We’re committed to providing the best available testing to improve your happiness and overall wellness. When you are having trouble sleeping, schedule a sleep test with us. We provide sleep testing for people of all ages and abilities.
Comfort and Support for Accurate Results
With University Health, you can get hospital-grade monitoring technology in the comfort of a private hotel room. We are committed to providing you with the most comfortable environment for optimal results. We also offer daytime sleep studies if you work at night, plus weekend studies.
Our Sleep Lab services are available at the La Quinta Inn & Suites San Antonio Medical Center and Courtyard Marriott San Antonio Downtown Market Square.
We also offer Sleep Lab services at University Hospital for high-risk adult and pediatric patients with full support from nurses and doctors.
Tests That Study Each Stage of Sleep
During your stay at the Sleep Lab, our specialists will use technology to monitor you while you sleep. We will also video record you sleeping so the doctor can better diagnose what may be disrupting your sleep.
We will perform sleep tests including:
- Polysomnogram (PSG), which records:
- Air flow in and out of the lungs
- Oxygen levels in the blood
- Body position
- Brain waves
- Heart rate
- Eye movement
- Multiple Sleep Latency Test (MSLT). This measures how quickly you fall asleep in quiet situations throughout the day. MSLT can help diagnose narcolepsy and daytime sleepiness.
- Chin and leg electromyogram (EMG). Your doctor will attach electrodes to your legs and chin to measure nerve activity during sleep. Increased muscle activity during sleep may indicate a sleep disorder.
Extra Tests to Diagnose Sleep Disorders
Before ordering a sleep study, your doctor may run some tests to rule out other factors for your sleep disorder. These tests do not require you to spend the night at the hospital or hotel.
These tests include:
- Hemoglobin test. This tests your blood for anemia, which can cause daytime sleepiness and restless leg syndrome.

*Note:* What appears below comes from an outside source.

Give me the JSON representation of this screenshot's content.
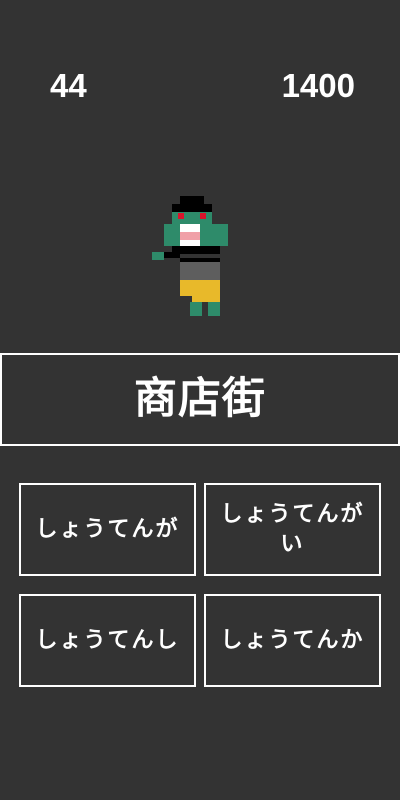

- Arterial blood gas test. Your doctor will draw blood from your wrist and test oxygen levels in your blood. This will show if you have shortness of breath or trouble breathing.
- Thyroid function test. This checks your blood for thyroid hormones. If your thyroid is not producing enough hormones, this can cause insomnia and fatigue.
- Drug and alcohol screening. Drugs and alcohol can affect the quality of sleep you get. Your doctor can check your drug and alcohol use to determine if that is a factor. This is either a blood or urine test.
- Epworth sleepiness score. This questionnaire scores how likely you are to fall asleep during the day.
- Beck depression index. This questionnaire asks questions about feelings of sadness, self-criticism, guilt and more to find signs of depression. Depression and some medicines that treat it can cause insomnia and fatigue.
Should I Do a Sleep Test?
A sleep test is the most effective way to diagnose a sleep disorder. If you are experiencing any of the following symptoms, your doctor may recommend a sleep test:
- Daytime sleepiness
- Difficulty focusing on work or school
- Excessive daytime napping
- Excessive snoring
- Leg discomfort
- Sleep walking
- Sleep talking
- Unable to fall asleep
- Unable to stay asleep
- Waking up gasping for breath
What Happens During a Sleep Study?
- You will arrive at the hospital or hotel for your study at night, just before your usual bedtime. This is so that you can mimic some of your bedtime routine and fall asleep faster.
- Your doctor will ask you to change into your pajamas or a hospital gown and remove jewelry that might get in the way. Then, your doctor will attach small metal discs called electrodes to your body to track heart rate, brain waves, etc.
- Your team will attach a small clip to your finger to measure your breathing while you sleep.
- Your team will turn out the lights, leave your room, and begin monitoring you.
- You will not be able to take sedatives before going to sleep.
- The next morning, your team will remove the electrodes and you will be able to shower and leave.
How to Prepare for a Sleep Test
While you don’t need to prepare anything for the test, there are a few things you can do to make your experience better.
Your doctor may recommend:
- Avoiding caffeine for a few days before the test
- Limiting naps before the test
- Showering before going to the sleep lab
- Not applying lotion before the test because the electrodes won’t stick
- Bringing your own pajamas and pillow
Your doctor may also ask you and your partner to keep a diary of your sleeping habits.
Questions to Ask Your Doctor
Knowledge is power. We want you to feel empowered and take charge of your health. Before agreeing to a sleep study, here are some questions to ask your doctor:
- What tests will you run while I’m asleep?
- What results should I expect and what will they mean?
- Are there any possible complications from participating in a sleep study?
- What are my other options?
- What are the risks and benefits of participating?
- Who is performing the test and what are their qualifications?
- How much will I have to pay?
- Who do I call to get the results?
- What are the next steps after the test?
To refer a patient, please call us at 210-358-8587.